One of the most common questions we are asked at all stages of a Reach childs life is: How can I have my child’s bike adapted?
1 Your NHS limb centre should be able to help you out – if you are not in touch with them we would encourage you to contact them.
The limb centres are able to make a made to measure prosthetic which your child can pop their little arm into and release from safely if needed (in case of a crash). The prosthetic is attached to the handle bars and a child can slip their arm in or rest it on the extension. The limb centre can also change the brakes so that one hand will operate both back and front. Do contact us or click here for a list of limb centres.
2 Independent bike shops can come up with lots of innovative ways to make riding a bike easier one handed and often love the challenge. For instance, they might extend the handlebar and cover it with a soft material so that the child can rest their little arm on it and steer, and once again change the brakes over to be safer.
3 DIY – there are some really clever parents out there who have crafted their own adaptions – see one example below!
4 Remap – a charity who custom-make equipment to help people live more independent lives, we are aware there have helped engineer solutions for our members. Click here fore more detail.
Brake levers which can take both cables are easily bought online
(search for Dual Brake Lever); these should help reduce the incidence of a child flying over the handlebars after braking hard with one hand only).
Below are some examples from our members. If you have any to share please let us know.
A tennis ball makes a really cheap and comfortable place to rest a little arm, fixed to a bracket then onto the bike using bits and bobs from a DIY shop. This can be a great way to start building the confidence of a young child on a ‘big bike’ (NB. The rolling pin is instead of the handlebars not an essential part of the design!)

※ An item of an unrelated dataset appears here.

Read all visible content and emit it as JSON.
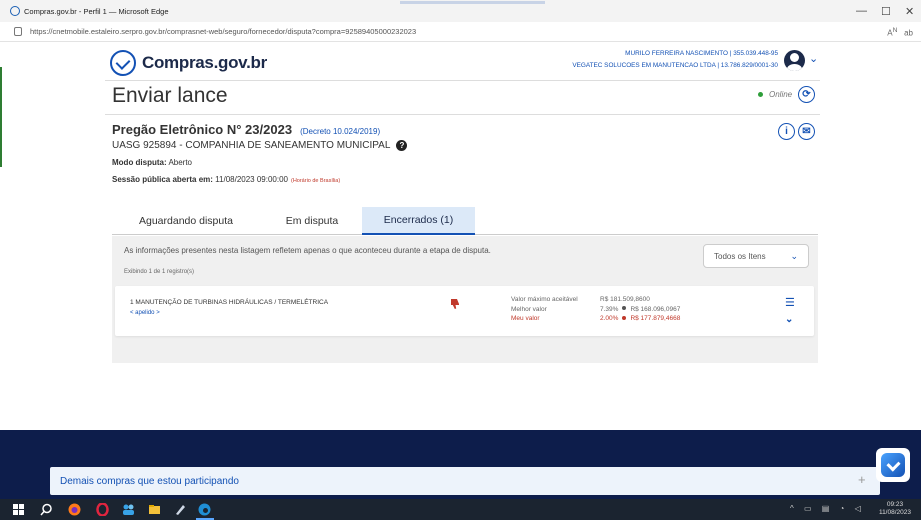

The attachment below was a bespoke make and fit by the NHS Limb Centre in Leeds for member Elsie Hughes in 2016 to help her compete in Cyclocross events. Her arm slips in the made to measure prosthetic which is attached to the handlebar and moveable to other bikes.